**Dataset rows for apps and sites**
────────

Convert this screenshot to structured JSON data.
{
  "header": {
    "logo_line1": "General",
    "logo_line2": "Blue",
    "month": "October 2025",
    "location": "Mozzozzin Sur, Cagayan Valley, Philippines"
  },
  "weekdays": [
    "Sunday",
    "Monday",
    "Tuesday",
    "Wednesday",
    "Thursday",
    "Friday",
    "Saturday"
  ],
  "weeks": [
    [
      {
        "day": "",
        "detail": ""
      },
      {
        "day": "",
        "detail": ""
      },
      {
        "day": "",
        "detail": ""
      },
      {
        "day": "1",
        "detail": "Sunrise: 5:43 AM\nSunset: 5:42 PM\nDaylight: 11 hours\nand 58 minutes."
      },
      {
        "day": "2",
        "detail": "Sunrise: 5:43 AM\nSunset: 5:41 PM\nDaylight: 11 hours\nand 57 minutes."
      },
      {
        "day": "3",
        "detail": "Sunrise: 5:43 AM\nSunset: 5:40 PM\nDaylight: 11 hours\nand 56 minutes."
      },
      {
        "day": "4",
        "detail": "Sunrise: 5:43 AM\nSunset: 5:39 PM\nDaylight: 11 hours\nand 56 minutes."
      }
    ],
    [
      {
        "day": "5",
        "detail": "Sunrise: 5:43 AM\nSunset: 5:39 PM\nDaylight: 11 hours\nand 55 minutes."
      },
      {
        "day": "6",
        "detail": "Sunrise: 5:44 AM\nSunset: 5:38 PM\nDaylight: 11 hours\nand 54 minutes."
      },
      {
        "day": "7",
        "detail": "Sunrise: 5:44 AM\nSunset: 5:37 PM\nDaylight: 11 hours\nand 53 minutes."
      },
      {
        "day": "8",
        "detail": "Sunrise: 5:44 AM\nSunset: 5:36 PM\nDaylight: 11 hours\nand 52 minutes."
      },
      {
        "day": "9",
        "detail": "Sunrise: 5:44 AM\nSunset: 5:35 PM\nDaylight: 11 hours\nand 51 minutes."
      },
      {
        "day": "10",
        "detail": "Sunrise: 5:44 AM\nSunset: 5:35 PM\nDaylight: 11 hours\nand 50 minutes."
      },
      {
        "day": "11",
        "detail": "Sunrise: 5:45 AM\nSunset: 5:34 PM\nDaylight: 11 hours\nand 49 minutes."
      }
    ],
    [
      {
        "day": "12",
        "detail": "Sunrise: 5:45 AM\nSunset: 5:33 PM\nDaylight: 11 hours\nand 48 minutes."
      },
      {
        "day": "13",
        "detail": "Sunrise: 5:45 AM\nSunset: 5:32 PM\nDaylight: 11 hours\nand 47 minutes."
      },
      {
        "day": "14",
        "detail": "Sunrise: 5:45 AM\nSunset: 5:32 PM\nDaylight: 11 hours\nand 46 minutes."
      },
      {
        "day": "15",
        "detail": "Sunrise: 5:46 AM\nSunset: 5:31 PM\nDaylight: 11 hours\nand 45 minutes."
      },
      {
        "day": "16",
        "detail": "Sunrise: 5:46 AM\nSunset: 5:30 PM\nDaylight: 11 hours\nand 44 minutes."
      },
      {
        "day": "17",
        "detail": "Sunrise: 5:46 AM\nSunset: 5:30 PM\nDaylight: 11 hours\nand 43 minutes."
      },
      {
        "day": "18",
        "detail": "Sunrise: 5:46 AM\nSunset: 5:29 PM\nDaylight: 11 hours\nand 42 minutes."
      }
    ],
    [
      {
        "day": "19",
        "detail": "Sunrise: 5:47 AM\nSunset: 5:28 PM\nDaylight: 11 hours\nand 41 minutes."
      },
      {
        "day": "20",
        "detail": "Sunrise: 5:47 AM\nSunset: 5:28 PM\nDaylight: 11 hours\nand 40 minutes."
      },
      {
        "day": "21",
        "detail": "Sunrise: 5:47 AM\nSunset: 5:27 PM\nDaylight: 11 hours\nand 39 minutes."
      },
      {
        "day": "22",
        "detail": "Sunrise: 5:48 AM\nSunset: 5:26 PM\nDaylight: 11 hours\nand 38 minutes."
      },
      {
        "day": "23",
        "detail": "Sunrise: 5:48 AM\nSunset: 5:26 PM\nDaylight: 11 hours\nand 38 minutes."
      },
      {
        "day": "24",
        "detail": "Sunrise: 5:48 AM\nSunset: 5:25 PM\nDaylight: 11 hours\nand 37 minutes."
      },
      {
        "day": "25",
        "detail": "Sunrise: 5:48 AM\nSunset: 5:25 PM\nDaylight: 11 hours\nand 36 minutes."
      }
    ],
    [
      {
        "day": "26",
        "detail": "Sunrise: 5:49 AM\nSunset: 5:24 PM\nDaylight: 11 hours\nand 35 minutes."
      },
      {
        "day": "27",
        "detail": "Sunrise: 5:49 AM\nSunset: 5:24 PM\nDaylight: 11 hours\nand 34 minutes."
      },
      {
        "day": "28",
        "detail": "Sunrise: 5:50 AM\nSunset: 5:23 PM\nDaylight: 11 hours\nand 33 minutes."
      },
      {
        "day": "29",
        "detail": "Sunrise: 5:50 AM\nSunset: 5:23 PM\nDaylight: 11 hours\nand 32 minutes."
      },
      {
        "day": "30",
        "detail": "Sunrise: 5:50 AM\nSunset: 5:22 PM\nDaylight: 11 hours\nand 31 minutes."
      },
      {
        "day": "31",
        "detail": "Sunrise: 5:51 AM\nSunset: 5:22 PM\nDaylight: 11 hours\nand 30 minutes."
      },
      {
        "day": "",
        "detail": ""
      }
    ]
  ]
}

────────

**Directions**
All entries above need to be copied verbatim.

**Expected answer**
Convert this screenshot to structured JSON data.
{
  "header": {
    "logo_line1": "General",
    "logo_line2": "Blue",
    "month": "October 2025",
    "location": "Mozzozzin Sur, Cagayan Valley, Philippines"
  },
  "weekdays": [
    "Sunday",
    "Monday",
    "Tuesday",
    "Wednesday",
    "Thursday",
    "Friday",
    "Saturday"
  ],
  "weeks": [
    [
      {
        "day": "",
        "detail": ""
      },
      {
        "day": "",
        "detail": ""
      },
      {
        "day": "",
        "detail": ""
      },
      {
        "day": "1",
        "detail": "Sunrise: 5:43 AM\nSunset: 5:42 PM\nDaylight: 11 hours\nand 58 minutes."
      },
      {
        "day": "2",
        "detail": "Sunrise: 5:43 AM\nSunset: 5:41 PM\nDaylight: 11 hours\nand 57 minutes."
      },
      {
        "day": "3",
        "detail": "Sunrise: 5:43 AM\nSunset: 5:40 PM\nDaylight: 11 hours\nand 56 minutes."
      },
      {
        "day": "4",
        "detail": "Sunrise: 5:43 AM\nSunset: 5:39 PM\nDaylight: 11 hours\nand 56 minutes."
      }
    ],
    [
      {
        "day": "5",
        "detail": "Sunrise: 5:43 AM\nSunset: 5:39 PM\nDaylight: 11 hours\nand 55 minutes."
      },
      {
        "day": "6",
        "detail": "Sunrise: 5:44 AM\nSunset: 5:38 PM\nDaylight: 11 hours\nand 54 minutes."
      },
      {
        "day": "7",
        "detail": "Sunrise: 5:44 AM\nSunset: 5:37 PM\nDaylight: 11 hours\nand 53 minutes."
      },
      {
        "day": "8",
        "detail": "Sunrise: 5:44 AM\nSunset: 5:36 PM\nDaylight: 11 hours\nand 52 minutes."
      },
      {
        "day": "9",
        "detail": "Sunrise: 5:44 AM\nSunset: 5:35 PM\nDaylight: 11 hours\nand 51 minutes."
      },
      {
        "day": "10",
        "detail": "Sunrise: 5:44 AM\nSunset: 5:35 PM\nDaylight: 11 hours\nand 50 minutes."
      },
      {
        "day": "11",
        "detail": "Sunrise: 5:45 AM\nSunset: 5:34 PM\nDaylight: 11 hours\nand 49 minutes."
      }
    ],
    [
      {
        "day": "12",
        "detail": "Sunrise: 5:45 AM\nSunset: 5:33 PM\nDaylight: 11 hours\nand 48 minutes."
      },
      {
        "day": "13",
        "detail": "Sunrise: 5:45 AM\nSunset: 5:32 PM\nDaylight: 11 hours\nand 47 minutes."
      },
      {
        "day": "14",
        "detail": "Sunrise: 5:45 AM\nSunset: 5:32 PM\nDaylight: 11 hours\nand 46 minutes."
      },
      {
        "day": "15",
        "detail": "Sunrise: 5:46 AM\nSunset: 5:31 PM\nDaylight: 11 hours\nand 45 minutes."
      },
      {
        "day": "16",
        "detail": "Sunrise: 5:46 AM\nSunset: 5:30 PM\nDaylight: 11 hours\nand 44 minutes."
      },
      {
        "day": "17",
        "detail": "Sunrise: 5:46 AM\nSunset: 5:30 PM\nDaylight: 11 hours\nand 43 minutes."
      },
      {
        "day": "18",
        "detail": "Sunrise: 5:46 AM\nSunset: 5:29 PM\nDaylight: 11 hours\nand 42 minutes."
      }
    ],
    [
      {
        "day": "19",
        "detail": "Sunrise: 5:47 AM\nSunset: 5:28 PM\nDaylight: 11 hours\nand 41 minutes."
      },
      {
        "day": "20",
        "detail": "Sunrise: 5:47 AM\nSunset: 5:28 PM\nDaylight: 11 hours\nand 40 minutes."
      },
      {
        "day": "21",
        "detail": "Sunrise: 5:47 AM\nSunset: 5:27 PM\nDaylight: 11 hours\nand 39 minutes."
      },
      {
        "day": "22",
        "detail": "Sunrise: 5:48 AM\nSunset: 5:26 PM\nDaylight: 11 hours\nand 38 minutes."
      },
      {
        "day": "23",
        "detail": "Sunrise: 5:48 AM\nSunset: 5:26 PM\nDaylight: 11 hours\nand 38 minutes."
      },
      {
        "day": "24",
        "detail": "Sunrise: 5:48 AM\nSunset: 5:25 PM\nDaylight: 11 hours\nand 37 minutes."
      },
      {
        "day": "25",
        "detail": "Sunrise: 5:48 AM\nSunset: 5:25 PM\nDaylight: 11 hours\nand 36 minutes."
      }
    ],
    [
      {
        "day": "26",
        "detail": "Sunrise: 5:49 AM\nSunset: 5:24 PM\nDaylight: 11 hours\nand 35 minutes."
      },
      {
        "day": "27",
        "detail": "Sunrise: 5:49 AM\nSunset: 5:24 PM\nDaylight: 11 hours\nand 34 minutes."
      },
      {
        "day": "28",
        "detail": "Sunrise: 5:50 AM\nSunset: 5:23 PM\nDaylight: 11 hours\nand 33 minutes."
      },
      {
        "day": "29",
        "detail": "Sunrise: 5:50 AM\nSunset: 5:23 PM\nDaylight: 11 hours\nand 32 minutes."
      },
      {
        "day": "30",
        "detail": "Sunrise: 5:50 AM\nSunset: 5:22 PM\nDaylight: 11 hours\nand 31 minutes."
      },
      {
        "day": "31",
        "detail": "Sunrise: 5:51 AM\nSunset: 5:22 PM\nDaylight: 11 hours\nand 30 minutes."
      },
      {
        "day": "",
        "detail": ""
      }
    ]
  ]
}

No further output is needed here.